Mail fraud is a crime that uses the United States Postal Service to carry out any scheme which seeks to unlawfully acquire money or property.
Mail Fraud is codified pursuant to 18 U.S.C. 1341:
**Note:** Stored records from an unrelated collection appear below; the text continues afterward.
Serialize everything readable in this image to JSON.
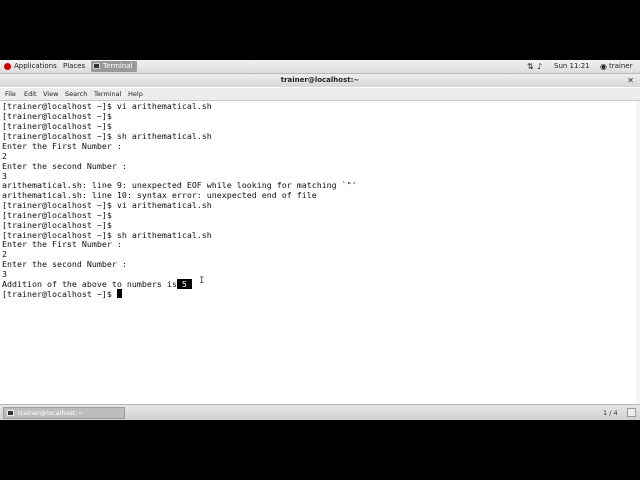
{
  "top_panel": {
    "applications": "Applications",
    "places": "Places",
    "terminal_task": "Terminal",
    "clock": "Sun 11:21",
    "user": "trainer"
  },
  "window": {
    "title": "trainer@localhost:~"
  },
  "menu": [
    "File",
    "Edit",
    "View",
    "Search",
    "Terminal",
    "Help"
  ],
  "terminal": {
    "lines": [
      "[trainer@localhost ~]$ vi arithematical.sh",
      "[trainer@localhost ~]$",
      "[trainer@localhost ~]$",
      "[trainer@localhost ~]$ sh arithematical.sh",
      "Enter the First Number :",
      "2",
      "Enter the second Number :",
      "3",
      "arithematical.sh: line 9: unexpected EOF while looking for matching `\"'",
      "arithematical.sh: line 10: syntax error: unexpected end of file",
      "[trainer@localhost ~]$ vi arithematical.sh",
      "[trainer@localhost ~]$",
      "[trainer@localhost ~]$",
      "[trainer@localhost ~]$ sh arithematical.sh",
      "Enter the First Number :",
      "2",
      "Enter the second Number :",
      "3"
    ],
    "result_prefix": "Addition of the above to numbers is",
    "result_value": " 5 ",
    "prompt": "[trainer@localhost ~]$ "
  },
  "bottom_panel": {
    "task": "trainer@localhost:~",
    "workspace": "1 / 4"
  }
}
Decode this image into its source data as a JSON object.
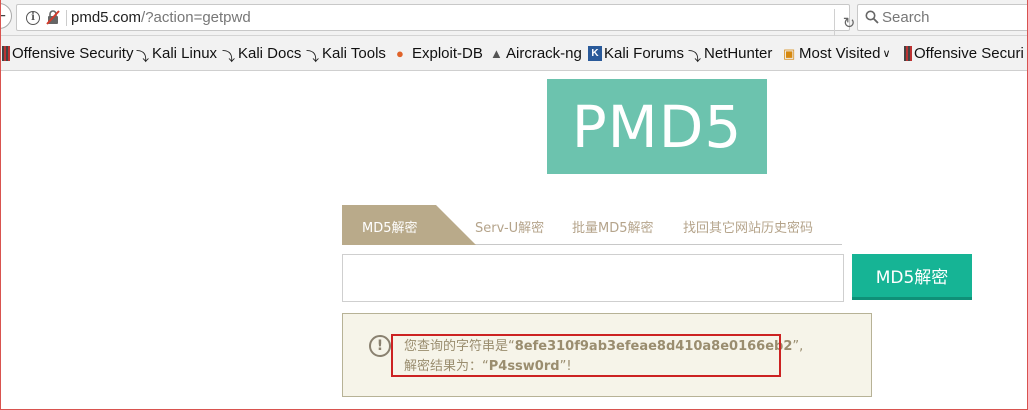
{
  "browser": {
    "url_host": "pmd5.com",
    "url_path": "/?action=getpwd",
    "search_placeholder": "Search"
  },
  "bookmarks": [
    {
      "label": "Offensive Security",
      "icon": "offsec-icon"
    },
    {
      "label": "Kali Linux",
      "icon": "kali-icon"
    },
    {
      "label": "Kali Docs",
      "icon": "kali-icon"
    },
    {
      "label": "Kali Tools",
      "icon": "kali-icon"
    },
    {
      "label": "Exploit-DB",
      "icon": "exploit-db-icon"
    },
    {
      "label": "Aircrack-ng",
      "icon": "aircrack-icon"
    },
    {
      "label": "Kali Forums",
      "icon": "kali-forums-icon"
    },
    {
      "label": "NetHunter",
      "icon": "kali-icon"
    },
    {
      "label": "Most Visited",
      "icon": "folder-icon"
    },
    {
      "label": "Offensive Securi",
      "icon": "offsec-icon"
    }
  ],
  "logo": {
    "text": "PMD5",
    "color": "#6cc3ae"
  },
  "tabs": [
    {
      "label": "MD5解密",
      "active": true
    },
    {
      "label": "Serv-U解密",
      "active": false
    },
    {
      "label": "批量MD5解密",
      "active": false
    },
    {
      "label": "找回其它网站历史密码",
      "active": false
    }
  ],
  "form": {
    "input_value": "",
    "button_label": "MD5解密",
    "button_color": "#16b495"
  },
  "result": {
    "line1_prefix": "您查询的字符串是“",
    "hash": "8efe310f9ab3efeae8d410a8e0166eb2",
    "line1_suffix": "”,",
    "line2_prefix": "解密结果为：“",
    "password": "P4ssw0rd",
    "line2_suffix": "”!"
  }
}
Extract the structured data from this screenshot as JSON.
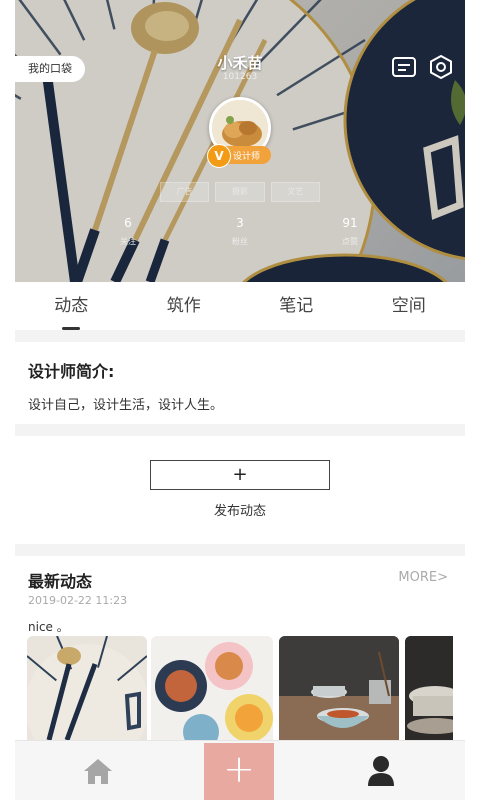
{
  "header": {
    "pocket_label": "我的口袋",
    "nickname": "小禾苗",
    "user_id": "101263",
    "designer_badge": "设计师",
    "v_mark": "V",
    "tags": [
      "广告",
      "摄影",
      "文艺"
    ],
    "stats": [
      {
        "value": "6",
        "label": "关注"
      },
      {
        "value": "3",
        "label": "粉丝"
      },
      {
        "value": "91",
        "label": "点赞"
      }
    ]
  },
  "tabs": [
    "动态",
    "筑作",
    "笔记",
    "空间"
  ],
  "bio": {
    "title": "设计师简介:",
    "text": "设计自己，设计生活，设计人生。"
  },
  "publish": {
    "plus": "+",
    "label": "发布动态"
  },
  "latest": {
    "title": "最新动态",
    "more": "MORE>",
    "date": "2019-02-22 11:23",
    "text": "nice 。"
  },
  "bottom_nav": {
    "add_symbol": "+",
    "icons": [
      "home-icon",
      "add-icon",
      "user-icon"
    ],
    "accent": "#e8a9a0"
  }
}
“Whoever, having devised or intending to devise any scheme or artifice to defraud, or for obtaining money or property by means of false or fraudulent pretenses, representations, or promises, or to sell, dispose of, loan, exchange, alter, give away, distribute, supply, or furnish or procure for unlawful use any counterfeit or spurious coin, obligation, security, or other article, or anything represented to be or intimated or held out to be such counterfeit or spurious article, for the purpose of executing such scheme or artifice or attempting so to do, places in any post office or authorized depository for mail matter, any matter or thing whatever to be sent or delivered by the Postal Service, or deposits or causes to be deposited any matter or thing whatever to be sent or delivered by any private or commercial interstate carrier, or takes or receives there from, any such matter or thing, or knowingly causes to be delivered by mail or such carrier according to the direction thereon, or at the place at which it is directed to be delivered by the person to whom it is addressed, any such matter or thing, shall be fined under this title or imprisoned not more than 20 years, or both. If the violation occurs in relation to, or involving any benefit authorized, transported, transmitted, transferred, disbursed, or paid in connection with, a presidentially declared major disaster or emergency, or affects a financial institution, such person shall be fined not more than $1,000,000 or imprisoned not more than 30 years, or both.”
Courts have generally held that three elements must be proven to convict a defendant of mail fraud.
Participation by the defendant in a scheme to defraud.
The mail was used in furtherance of the scheme.
The defendant who participated in the scheme used or caused the use of the mail.
A person conviction for mail fraud faces a sentence of up to 20 year in a federal prison and a fine. If the scheme affects the solvency of a financial institution, a conviction can result in a 30 year prison sentence and a $1,000,000 fine.
For a free consultation to see how David J. Sobel can defend you, contact Mr. Sobel at 954-383-3000. You will be able to speak directly with Fort Lauderdale Criminal Defense Lawyer David J. Sobel 24/7.